detail of a mosaic of the Archangel Gabriel from the dome of St Sophia Cathedral, Kiev

I suppose I can hardly review the most controversial novel since Lady Chatterley’s Lover without some comment on the controversy. Mohammed is a character in the book – or at least the Gabriel character has dream visions in which Mohammed appears – and he is presented as self-serving, opportunistic and not a real prophet. Which I can understand might irritate Muslims. But actually it wasn’t nearly as inflammatory as I thought it might be. Compared, for example, to the portrayal of Moses in Timothy Findley’s Not Wanted On The Voyage, it’s really very gentle. It just portrays Mohammed as human.

picture credits: the first is a detail from William Blake’s ‘Satan in His Original Glory’ from Tate Britain; the second is a detail of a mosaic of the Archangel Gabriel in the dome of St Sophia Cathedral in Kiev.


The Autumn of the Patriarch by Gabriel Garcia Marquez

This is marvellous.

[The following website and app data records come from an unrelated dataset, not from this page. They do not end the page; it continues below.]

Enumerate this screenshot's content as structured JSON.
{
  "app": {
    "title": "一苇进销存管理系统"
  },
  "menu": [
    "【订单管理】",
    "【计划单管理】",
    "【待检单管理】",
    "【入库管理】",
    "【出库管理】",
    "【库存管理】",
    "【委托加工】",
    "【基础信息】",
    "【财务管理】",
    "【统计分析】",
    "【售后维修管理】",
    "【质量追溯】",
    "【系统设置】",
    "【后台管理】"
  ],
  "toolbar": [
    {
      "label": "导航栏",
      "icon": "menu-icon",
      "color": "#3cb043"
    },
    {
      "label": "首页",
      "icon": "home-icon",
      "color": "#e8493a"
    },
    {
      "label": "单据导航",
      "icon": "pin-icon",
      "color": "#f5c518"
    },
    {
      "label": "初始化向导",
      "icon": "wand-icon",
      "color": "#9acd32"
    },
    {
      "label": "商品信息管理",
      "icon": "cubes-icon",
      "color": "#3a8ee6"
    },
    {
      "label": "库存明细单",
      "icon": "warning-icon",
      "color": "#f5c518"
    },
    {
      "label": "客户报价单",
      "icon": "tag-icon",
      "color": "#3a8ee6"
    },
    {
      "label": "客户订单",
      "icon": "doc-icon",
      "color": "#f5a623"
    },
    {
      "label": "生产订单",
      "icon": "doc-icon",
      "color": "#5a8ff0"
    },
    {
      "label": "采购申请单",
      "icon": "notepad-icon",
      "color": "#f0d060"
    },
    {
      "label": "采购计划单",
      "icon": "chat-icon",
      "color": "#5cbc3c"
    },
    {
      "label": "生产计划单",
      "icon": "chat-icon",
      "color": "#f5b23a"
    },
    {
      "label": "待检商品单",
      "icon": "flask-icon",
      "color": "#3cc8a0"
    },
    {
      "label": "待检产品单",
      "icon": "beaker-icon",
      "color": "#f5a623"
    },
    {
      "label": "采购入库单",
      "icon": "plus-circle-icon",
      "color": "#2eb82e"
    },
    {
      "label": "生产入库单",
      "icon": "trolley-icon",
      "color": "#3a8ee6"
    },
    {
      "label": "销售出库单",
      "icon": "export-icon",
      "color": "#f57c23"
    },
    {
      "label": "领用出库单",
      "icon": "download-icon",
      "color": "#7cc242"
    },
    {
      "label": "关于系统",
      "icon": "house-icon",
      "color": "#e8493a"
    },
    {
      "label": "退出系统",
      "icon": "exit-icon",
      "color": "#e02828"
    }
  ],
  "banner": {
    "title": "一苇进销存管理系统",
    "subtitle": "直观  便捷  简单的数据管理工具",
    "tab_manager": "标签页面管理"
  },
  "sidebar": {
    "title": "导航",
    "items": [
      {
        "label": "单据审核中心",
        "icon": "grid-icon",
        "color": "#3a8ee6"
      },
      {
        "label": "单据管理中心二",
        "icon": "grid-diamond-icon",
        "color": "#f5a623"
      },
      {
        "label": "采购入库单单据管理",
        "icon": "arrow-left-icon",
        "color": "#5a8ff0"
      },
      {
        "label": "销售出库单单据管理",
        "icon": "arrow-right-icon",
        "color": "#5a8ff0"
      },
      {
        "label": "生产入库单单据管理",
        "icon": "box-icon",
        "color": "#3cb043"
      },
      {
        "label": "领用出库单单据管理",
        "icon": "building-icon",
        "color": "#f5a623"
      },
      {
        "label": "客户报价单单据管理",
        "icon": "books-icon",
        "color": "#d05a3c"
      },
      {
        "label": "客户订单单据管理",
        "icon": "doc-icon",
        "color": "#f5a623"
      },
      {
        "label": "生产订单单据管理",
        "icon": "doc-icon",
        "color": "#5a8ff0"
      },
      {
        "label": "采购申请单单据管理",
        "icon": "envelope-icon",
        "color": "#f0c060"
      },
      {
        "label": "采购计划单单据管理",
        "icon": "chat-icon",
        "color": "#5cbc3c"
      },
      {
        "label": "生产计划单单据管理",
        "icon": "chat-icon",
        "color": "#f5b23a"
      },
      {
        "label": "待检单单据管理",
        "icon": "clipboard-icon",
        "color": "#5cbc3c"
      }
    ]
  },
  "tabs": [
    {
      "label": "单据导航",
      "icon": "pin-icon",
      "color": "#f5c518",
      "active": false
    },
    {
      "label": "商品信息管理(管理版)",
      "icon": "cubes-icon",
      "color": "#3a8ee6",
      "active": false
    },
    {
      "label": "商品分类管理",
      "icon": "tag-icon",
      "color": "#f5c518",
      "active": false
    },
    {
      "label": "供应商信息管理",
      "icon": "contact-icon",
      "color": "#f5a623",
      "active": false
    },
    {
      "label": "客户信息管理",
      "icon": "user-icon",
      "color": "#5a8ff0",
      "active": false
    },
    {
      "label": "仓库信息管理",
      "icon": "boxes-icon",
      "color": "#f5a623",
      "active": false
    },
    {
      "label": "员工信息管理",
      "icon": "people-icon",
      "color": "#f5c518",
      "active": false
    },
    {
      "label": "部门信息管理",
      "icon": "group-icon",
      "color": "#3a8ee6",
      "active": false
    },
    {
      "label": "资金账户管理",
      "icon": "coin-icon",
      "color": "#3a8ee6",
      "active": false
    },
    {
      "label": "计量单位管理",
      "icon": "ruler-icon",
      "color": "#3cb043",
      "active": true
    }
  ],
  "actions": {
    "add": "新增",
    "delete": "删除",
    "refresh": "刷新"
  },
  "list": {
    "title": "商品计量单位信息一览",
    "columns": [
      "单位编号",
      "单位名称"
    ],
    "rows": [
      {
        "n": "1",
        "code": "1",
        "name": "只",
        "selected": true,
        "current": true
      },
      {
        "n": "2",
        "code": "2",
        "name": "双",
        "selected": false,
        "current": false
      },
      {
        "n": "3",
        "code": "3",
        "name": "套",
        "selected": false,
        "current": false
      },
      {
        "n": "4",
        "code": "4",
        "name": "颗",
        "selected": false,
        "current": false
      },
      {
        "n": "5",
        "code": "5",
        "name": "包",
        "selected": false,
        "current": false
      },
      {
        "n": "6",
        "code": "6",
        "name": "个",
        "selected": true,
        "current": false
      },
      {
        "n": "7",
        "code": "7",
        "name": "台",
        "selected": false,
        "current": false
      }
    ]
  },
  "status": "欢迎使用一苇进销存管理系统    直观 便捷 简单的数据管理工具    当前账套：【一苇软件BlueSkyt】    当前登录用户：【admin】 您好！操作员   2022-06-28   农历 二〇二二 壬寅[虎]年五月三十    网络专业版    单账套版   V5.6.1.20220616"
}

I haven’t read any Marquez for a bit, and I’d forgotten just how good he is. It describes the decline and death of the dictator of an invented Caribbean country, with each chapter as one long, run-on sentence. It’s beautifully written, dark and absurd and I guess you would call it surreal, although if you’ve ever read much about the courts of real dictators, the incidents start seeming less far-fetched.

For example, at one point he discovers that all the modern buildings he’s seen from his presidential limo are just facades, put up to fool him into thinking that progress is being made. Well, when Mao was travelling through an area, people used to plant the rice paddies near the train tracks at super-high densities so it would look like his great plans for improving rice production were working. The rice duly died, of course.

The whole atmosphere of the court—paranoid, corrupt, hedonistic, violent, capricious, self-deceptive—and the relationship between the dictator and those trying to anticipate his wishes seems convincing to me. It would be a pity if the surreal touches led people to think the book is unrecognisably exaggerated from reality.